Indeed, the vaping-related illnesses should be front and center on doctors' radars moving forward, public health officials said Friday.
Because investigators are learning about the life-threatening lung injuries in real time as patients get sick and are hospitalized, the CDC released guidance Friday for clinicians on identifying, treating and following patients.
Complicating matters for doctors is that vaping-related lung illnesses tend to have the exact same symptoms as sicknesses that typically spike during winter, such as flu and pneumonia: trouble breathing, cough, chest pain, extreme fatigue, fever, vomiting and diarrhea.
The CDC urged doctors to consider both typical lung infections caused by viruses or bacteria, as well as asking patients about vaping.
Patients "may have lung injury, they may have an infection, or they may have both," Dr. Ram Koppaka, medical officer for the CDC's National Center for Immunization and Respiratory Diseases, said during the call.
"It's really about clinicians maintaining a very high index of suspicion for both lung injury as well as infectious causes," he said.
Twenty-nine people have died from the illness, and other deaths are under investigation to determine whether they, too, should be counted among EVALI's victims. The age range of those who have died is quite broad: 17 to 75.
On Thursday, the CDC provided its weekly update on the number of cases it's confirmed nationwide: 1,299 in 49 states, plus Washington, D.C., and the U.S. Virgin Islands. Alaska is the only state that has reported no cases.

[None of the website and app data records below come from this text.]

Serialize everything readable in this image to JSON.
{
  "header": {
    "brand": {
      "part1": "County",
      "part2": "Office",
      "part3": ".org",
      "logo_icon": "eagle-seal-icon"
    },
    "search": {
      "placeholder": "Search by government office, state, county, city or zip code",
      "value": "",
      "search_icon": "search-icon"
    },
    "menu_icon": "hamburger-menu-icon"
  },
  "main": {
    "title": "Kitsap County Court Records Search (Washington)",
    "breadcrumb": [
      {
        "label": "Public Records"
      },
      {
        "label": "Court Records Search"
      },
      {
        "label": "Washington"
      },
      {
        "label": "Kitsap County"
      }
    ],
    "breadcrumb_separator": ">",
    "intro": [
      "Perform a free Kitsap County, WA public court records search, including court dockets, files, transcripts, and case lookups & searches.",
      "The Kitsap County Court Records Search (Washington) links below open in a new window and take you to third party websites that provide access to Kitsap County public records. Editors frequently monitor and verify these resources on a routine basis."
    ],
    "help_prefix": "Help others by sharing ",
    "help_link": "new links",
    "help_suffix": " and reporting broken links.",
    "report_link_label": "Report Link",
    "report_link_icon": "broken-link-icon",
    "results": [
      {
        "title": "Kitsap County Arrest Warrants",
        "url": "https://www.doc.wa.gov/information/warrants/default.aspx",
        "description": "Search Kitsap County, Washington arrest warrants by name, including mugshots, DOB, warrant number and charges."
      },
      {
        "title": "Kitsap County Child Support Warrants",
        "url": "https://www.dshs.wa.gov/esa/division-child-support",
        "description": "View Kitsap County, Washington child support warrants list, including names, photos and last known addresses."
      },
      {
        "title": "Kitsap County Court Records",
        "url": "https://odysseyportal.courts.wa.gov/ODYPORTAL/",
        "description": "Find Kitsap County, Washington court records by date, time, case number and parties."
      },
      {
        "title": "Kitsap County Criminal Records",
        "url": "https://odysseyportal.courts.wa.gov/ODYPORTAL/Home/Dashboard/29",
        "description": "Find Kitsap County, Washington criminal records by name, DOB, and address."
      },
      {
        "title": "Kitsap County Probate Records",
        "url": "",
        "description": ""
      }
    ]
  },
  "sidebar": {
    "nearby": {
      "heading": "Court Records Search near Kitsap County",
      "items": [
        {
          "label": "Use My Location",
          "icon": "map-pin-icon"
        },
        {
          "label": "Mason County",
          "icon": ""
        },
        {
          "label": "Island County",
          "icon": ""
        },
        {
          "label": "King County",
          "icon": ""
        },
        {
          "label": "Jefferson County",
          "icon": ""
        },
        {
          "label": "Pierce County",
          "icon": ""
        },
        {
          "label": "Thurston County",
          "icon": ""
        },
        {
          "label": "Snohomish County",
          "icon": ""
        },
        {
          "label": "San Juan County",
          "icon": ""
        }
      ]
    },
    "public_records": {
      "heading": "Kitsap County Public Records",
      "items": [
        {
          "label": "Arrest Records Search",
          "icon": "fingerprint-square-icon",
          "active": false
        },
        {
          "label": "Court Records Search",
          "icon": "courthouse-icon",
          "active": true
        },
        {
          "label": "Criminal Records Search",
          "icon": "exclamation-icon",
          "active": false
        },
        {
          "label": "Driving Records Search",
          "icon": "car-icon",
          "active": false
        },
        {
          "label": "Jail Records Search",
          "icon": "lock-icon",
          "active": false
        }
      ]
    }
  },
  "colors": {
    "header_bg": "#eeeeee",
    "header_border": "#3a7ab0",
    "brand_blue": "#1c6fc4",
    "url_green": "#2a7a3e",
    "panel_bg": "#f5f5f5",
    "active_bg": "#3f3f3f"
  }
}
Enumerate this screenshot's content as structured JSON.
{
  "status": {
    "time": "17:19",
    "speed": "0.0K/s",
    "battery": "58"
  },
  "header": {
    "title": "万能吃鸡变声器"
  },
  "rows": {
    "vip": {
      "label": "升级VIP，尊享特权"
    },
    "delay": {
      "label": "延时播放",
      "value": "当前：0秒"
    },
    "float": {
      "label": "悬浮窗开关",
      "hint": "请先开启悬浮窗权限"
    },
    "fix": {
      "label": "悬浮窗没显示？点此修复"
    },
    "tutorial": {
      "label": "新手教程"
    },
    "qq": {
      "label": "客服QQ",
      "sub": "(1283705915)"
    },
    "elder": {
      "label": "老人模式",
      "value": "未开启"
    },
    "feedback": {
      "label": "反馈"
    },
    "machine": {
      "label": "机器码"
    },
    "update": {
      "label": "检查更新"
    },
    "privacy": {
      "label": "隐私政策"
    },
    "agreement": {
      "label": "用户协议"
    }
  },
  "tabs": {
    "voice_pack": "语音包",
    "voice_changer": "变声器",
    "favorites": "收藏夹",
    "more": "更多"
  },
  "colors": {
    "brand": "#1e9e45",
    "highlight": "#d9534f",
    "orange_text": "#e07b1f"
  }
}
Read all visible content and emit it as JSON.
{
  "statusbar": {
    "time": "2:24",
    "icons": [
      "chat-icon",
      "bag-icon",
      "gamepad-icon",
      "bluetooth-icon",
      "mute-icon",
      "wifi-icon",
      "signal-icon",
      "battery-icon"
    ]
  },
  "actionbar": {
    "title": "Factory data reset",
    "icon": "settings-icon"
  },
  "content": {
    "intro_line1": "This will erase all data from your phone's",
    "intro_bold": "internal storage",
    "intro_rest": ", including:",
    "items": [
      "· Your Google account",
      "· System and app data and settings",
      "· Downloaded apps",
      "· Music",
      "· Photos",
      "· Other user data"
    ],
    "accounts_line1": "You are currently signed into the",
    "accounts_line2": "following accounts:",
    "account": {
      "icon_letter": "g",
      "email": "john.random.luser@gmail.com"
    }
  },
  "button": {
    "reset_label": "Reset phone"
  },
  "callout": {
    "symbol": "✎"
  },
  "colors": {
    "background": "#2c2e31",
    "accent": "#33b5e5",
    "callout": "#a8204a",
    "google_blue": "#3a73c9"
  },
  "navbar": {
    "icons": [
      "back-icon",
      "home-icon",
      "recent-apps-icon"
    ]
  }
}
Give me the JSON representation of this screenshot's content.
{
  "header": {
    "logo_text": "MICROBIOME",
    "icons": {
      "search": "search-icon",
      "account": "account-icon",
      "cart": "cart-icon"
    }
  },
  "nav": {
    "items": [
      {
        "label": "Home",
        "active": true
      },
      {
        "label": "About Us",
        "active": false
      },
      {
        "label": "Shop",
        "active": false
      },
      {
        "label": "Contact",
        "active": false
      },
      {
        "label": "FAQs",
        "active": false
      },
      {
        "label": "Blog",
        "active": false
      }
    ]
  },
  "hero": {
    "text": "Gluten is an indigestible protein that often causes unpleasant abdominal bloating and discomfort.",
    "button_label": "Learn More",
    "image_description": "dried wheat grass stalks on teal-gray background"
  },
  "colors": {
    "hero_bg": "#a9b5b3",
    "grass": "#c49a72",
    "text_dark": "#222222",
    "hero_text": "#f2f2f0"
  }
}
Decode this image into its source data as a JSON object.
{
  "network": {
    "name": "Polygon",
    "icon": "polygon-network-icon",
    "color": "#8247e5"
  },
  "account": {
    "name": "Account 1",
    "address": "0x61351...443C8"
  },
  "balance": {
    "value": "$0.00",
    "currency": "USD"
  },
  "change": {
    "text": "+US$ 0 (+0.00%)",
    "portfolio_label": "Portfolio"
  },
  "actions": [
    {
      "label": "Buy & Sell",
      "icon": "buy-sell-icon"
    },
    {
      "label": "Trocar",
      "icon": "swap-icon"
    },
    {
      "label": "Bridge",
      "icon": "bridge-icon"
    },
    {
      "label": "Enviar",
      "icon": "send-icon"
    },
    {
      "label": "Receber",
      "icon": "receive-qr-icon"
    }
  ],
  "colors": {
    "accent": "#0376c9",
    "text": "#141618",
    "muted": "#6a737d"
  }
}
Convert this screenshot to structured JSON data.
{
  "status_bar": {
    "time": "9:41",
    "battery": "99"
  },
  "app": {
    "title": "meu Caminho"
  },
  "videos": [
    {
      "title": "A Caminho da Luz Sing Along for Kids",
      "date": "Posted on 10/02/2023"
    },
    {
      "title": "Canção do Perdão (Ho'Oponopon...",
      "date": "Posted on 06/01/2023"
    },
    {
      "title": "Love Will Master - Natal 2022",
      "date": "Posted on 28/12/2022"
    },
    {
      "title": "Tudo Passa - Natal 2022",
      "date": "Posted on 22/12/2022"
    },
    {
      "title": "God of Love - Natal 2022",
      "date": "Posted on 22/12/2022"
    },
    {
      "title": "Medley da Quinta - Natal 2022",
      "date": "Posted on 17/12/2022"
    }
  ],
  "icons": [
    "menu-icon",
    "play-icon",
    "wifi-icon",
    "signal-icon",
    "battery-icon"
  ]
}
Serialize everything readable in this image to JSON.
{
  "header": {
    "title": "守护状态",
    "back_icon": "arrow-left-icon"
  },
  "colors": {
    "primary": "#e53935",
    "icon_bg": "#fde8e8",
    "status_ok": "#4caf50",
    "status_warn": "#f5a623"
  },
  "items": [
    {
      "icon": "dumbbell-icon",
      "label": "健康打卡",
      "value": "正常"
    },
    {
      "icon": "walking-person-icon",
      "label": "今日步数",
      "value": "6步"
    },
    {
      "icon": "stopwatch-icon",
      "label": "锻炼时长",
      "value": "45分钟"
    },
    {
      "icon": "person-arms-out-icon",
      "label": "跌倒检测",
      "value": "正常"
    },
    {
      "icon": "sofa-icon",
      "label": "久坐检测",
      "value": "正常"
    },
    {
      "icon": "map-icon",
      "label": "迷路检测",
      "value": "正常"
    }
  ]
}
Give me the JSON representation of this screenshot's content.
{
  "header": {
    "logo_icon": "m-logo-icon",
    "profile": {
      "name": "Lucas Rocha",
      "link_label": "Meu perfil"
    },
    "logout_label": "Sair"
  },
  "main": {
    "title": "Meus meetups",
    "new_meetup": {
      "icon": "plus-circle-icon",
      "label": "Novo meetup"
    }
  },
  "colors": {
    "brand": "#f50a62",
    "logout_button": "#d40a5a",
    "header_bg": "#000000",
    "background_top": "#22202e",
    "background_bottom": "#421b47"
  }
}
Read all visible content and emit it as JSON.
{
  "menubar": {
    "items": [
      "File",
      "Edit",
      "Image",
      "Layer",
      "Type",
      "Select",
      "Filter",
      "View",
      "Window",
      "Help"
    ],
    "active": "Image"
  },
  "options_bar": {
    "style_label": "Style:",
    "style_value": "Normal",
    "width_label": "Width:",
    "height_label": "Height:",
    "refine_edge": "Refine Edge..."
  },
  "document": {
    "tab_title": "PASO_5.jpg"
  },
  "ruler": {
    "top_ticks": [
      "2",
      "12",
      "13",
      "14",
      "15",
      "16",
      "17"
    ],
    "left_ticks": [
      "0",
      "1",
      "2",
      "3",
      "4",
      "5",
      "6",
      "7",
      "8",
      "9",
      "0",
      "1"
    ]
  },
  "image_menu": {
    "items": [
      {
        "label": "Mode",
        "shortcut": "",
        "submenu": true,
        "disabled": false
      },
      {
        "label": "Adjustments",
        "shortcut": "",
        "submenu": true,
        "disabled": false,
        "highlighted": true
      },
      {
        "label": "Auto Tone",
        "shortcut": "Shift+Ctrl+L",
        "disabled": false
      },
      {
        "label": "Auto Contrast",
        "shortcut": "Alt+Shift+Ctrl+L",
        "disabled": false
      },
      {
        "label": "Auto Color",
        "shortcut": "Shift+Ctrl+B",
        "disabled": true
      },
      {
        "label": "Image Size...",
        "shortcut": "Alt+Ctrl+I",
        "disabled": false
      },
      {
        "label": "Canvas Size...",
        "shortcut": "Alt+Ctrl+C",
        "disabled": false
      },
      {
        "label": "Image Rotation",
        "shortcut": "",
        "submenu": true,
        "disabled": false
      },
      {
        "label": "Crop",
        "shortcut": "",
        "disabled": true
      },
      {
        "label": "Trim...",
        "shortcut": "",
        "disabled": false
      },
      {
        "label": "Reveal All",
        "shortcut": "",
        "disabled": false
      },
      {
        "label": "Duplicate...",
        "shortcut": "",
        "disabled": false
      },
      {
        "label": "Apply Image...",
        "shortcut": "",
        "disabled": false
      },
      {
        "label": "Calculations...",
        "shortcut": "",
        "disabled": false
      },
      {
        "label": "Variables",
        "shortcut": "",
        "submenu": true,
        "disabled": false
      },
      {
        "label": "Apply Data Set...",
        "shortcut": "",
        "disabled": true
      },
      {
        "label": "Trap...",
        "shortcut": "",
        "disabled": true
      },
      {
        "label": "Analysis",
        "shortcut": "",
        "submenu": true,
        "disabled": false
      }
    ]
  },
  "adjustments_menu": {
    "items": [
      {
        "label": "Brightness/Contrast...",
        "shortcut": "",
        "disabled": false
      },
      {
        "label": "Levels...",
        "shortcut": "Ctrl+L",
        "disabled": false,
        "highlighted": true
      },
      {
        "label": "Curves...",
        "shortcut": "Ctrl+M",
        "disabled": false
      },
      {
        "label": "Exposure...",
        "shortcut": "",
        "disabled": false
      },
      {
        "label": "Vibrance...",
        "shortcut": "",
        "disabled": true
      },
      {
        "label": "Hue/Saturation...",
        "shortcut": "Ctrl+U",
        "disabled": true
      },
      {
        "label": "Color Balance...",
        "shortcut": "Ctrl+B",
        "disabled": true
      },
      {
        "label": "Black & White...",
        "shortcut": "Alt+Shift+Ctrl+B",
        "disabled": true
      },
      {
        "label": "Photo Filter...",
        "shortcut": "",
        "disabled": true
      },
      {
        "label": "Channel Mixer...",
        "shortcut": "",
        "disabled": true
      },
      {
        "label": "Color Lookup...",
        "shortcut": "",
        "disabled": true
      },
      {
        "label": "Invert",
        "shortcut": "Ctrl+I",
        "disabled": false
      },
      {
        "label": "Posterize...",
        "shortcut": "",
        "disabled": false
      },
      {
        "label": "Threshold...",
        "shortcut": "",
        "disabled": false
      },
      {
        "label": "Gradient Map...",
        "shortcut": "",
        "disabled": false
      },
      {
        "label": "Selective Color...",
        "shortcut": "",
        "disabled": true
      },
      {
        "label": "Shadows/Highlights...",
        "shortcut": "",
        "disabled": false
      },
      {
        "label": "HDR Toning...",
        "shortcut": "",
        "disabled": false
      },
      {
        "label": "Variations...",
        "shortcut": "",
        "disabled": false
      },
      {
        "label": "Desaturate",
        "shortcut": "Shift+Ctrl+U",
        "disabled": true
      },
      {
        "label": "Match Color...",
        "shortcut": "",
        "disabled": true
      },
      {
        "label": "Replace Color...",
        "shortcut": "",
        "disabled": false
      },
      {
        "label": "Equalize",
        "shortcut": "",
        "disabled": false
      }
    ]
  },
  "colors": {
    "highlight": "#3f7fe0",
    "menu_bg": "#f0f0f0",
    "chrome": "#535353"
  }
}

The numbers are sure to grow, as state health departments tell NBC News they've either confirmed or are investigating more than 1,700 cases.